Problem description
Go through the entries below and tally the lines holding "pluginy"; please reply with the number only.

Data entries
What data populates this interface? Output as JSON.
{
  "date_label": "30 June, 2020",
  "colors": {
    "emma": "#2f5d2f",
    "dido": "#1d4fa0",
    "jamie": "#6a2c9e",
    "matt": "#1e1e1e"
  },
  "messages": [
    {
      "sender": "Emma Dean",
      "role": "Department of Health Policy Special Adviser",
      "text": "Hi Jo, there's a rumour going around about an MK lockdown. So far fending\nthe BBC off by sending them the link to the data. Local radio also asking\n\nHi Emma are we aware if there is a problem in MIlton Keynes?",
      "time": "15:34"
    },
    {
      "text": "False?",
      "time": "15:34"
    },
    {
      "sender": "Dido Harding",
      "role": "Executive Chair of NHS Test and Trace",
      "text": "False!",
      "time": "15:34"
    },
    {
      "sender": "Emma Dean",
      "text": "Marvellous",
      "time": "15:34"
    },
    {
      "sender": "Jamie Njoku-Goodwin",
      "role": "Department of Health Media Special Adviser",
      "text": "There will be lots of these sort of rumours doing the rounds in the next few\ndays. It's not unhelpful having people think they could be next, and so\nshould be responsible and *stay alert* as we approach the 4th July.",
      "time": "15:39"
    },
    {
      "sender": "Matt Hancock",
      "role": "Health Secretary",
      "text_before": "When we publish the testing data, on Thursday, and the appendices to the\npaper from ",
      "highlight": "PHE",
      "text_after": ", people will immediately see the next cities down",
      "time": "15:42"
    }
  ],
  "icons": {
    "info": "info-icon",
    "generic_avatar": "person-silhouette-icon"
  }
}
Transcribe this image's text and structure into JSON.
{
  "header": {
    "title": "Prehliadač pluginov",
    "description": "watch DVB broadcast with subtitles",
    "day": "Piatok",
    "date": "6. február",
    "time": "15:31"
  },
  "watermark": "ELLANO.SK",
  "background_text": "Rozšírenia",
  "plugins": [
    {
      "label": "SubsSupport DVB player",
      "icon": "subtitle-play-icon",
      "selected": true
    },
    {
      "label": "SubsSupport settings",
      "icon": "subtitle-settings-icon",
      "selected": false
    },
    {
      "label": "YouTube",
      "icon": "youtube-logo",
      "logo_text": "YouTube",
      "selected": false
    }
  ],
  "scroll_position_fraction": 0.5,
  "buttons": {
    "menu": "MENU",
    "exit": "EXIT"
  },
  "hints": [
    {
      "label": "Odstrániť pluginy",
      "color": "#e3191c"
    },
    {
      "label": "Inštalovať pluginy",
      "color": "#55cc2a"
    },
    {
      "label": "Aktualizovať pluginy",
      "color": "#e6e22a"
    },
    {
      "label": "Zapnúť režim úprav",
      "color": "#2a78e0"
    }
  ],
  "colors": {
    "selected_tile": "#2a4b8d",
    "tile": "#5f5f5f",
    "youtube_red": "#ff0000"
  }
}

The answer
3